j -- Jump around the directory tree

This is a kind of switchboard of sorts that lets you jump around the tree quickly. Many of the paths are arcane because of historical reasons, so this tool was written to make things a bit easier.

If you issue the j command with no arguments, it will automatically change your current working directory to the root of the tree. If, however, you issue j help, it will list a list of target names you can “jump” to. You can open up build/ to see which ones are currently defined, or just jump around and explore.

Quick Tour of the Directory Layout


Contains build scripts, the script and rootfs overlay, as well as some additional tooling.


Contains the debootstrap tarball you must build before starting any other build lives here. This directory is ephemeral and doesn‘t exist on a first clone, but will also not be removed when the clean target is run. Bear in mind: if you update the package list in build/, you’ll need to re-reun mm deboostrap make-debootstrap-tarball to regenerate this.


Contains i.MX8M Enterprise-specific configuration files, kernel configurations, and other device-specific information.
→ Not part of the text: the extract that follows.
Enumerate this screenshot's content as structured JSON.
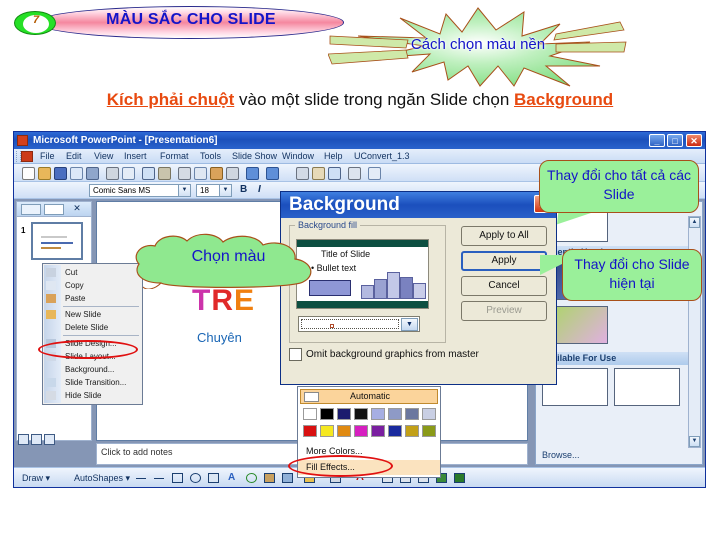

Cloned from the AndroidThings repository and will likely migrate as time goes on.


Contains this documentation, as well as other documentation about the build system and working in the tree.


Contains the kernel and u-boot bootloader source code. These are forks of the original AndroidThings source code.


Contains the atheros and qualcomm Wifi firmware blobs. Cloned from the AndroidThings repository and will likely migrate out as time goes on and bom selections change.


Contains the Vivante upstream binary drivers for the GPU. These are required to get the displays working. Also clonsed from the AndroidThings repository.


The ephemeral directory that contains both local host binaries and tools, as well as build artifacts and the final images produced. It has a specific structure documented elsewhere.


Debian package sources used to build the packages installed to make the distribution more functional for the Enterprise board.


Contains the prebuilt toolchains to build for an aarch64 target.


Contains AndroidThings tools like bpt, as well as fastboot and other low-level tooling for the host and device-side userlands. Currently the only parts we're using in the tree are fastboot and bpt. Cloned from the AndroidThings repository.


Contains many NXP specific binaries for various peripherals used in the final build to get peripherals working.